Another pre-print from February 2020 is this single author paper by A. Contini, a researcher out of the University of Milan, who used a simulation software called Amber to do a virtual screening of FDA-approved drugs on two SARS-CoV-2 proteins. The paper shows that montelukast had a relatively strong docking score compared to other antivirals the author tried.
These are traditional docking approaches, and very recent, not coincidentally from two major COVID-19 outbreak locations. These independent simulation (docking) studies illustrate another powerful method often used in drug discovery, that when combined with a cycle of ML inference, can refine the potential number of molecules that might have activity to a more manageable set to be tested in-vivo.
What comes next?
As shown above, there are many examples in other relevant studies suggesting that this class of drugs has antiviral properties. There have been researchers who have investigated montelukast effects on respiratory syncytial virus (RSV) and viral activity in Zika infections, and zafirlukast has been shown to inhibit NS2B-NS3 protease in West Nile virus. What machine learning did here was direct our attention to a class of drugs that has not been broadly considered to have antiviral activity, especially against Coronaviruses.
One of the exciting potential benefits of ML is to shorten the time to discovery by expanding the set of options for problem solving. In drug discovery this means identifying potential drugs from unexpected sources. Since the training dataset is what creates the model to begin with, it is critical that great care is taken to curate a training dataset that is informative enough for the problem you’re trying to solve. Then, to prove that care was taken and that the model is valid, it is equally critical to thoroughly explore the results to increase confidence that the results are actionable for further study.

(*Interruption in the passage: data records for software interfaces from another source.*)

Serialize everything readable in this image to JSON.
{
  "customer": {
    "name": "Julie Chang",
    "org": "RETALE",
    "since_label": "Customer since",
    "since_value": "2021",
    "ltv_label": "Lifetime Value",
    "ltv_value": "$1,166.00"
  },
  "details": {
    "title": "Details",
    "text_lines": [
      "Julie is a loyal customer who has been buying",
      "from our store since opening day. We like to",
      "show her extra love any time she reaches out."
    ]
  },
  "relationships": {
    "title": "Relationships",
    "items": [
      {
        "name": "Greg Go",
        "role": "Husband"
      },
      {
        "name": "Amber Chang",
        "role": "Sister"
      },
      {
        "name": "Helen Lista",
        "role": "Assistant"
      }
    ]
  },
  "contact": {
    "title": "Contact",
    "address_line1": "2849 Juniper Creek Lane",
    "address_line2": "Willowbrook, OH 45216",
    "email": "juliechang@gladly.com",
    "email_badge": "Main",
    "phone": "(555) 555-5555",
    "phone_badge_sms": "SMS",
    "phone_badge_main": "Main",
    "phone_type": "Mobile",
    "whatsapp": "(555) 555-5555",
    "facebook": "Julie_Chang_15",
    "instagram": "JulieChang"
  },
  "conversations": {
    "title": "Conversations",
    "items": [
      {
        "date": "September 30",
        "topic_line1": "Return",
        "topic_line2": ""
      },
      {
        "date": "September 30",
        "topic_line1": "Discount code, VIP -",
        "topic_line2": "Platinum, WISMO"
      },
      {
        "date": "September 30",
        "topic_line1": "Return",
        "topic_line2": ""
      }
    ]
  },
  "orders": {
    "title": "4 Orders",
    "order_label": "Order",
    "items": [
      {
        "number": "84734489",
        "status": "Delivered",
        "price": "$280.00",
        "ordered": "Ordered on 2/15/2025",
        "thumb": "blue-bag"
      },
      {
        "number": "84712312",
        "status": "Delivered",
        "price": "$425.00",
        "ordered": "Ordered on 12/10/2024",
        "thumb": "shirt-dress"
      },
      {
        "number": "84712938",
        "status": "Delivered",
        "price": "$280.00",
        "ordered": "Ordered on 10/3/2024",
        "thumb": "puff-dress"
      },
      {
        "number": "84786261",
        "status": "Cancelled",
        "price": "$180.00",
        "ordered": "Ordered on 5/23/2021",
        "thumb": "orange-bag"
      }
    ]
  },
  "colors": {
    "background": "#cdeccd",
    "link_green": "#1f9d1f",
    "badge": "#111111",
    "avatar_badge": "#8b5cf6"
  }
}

While this example was not a complete scientific exploration, the extremely preliminary results were compelling enough that we have been in touch with a few collaborators to take the next step, asking them to include these compounds in their assays. Whether LTRAs have antiviral activity remains to be researched. In either case, this exercise clearly demonstrated the potential power of utilizing ML techniques in biomedicine and the type of outcomes that are possible from those efforts.
Please note that the information presented above has not been formally peer reviewed and expresses the opinions of the BioTeam.
* Singulair is a registered trademark of Merck & Co.
** Accolate is a registered trademark of AstraZeneca Pharmaceuticals LP
Neither Merck & Co., nor AstraZeneca Pharmaceuticals LP has sponsored, approved or endorsed the information, study or the findings presented in this Article.
© BioTeam, Inc. April 2020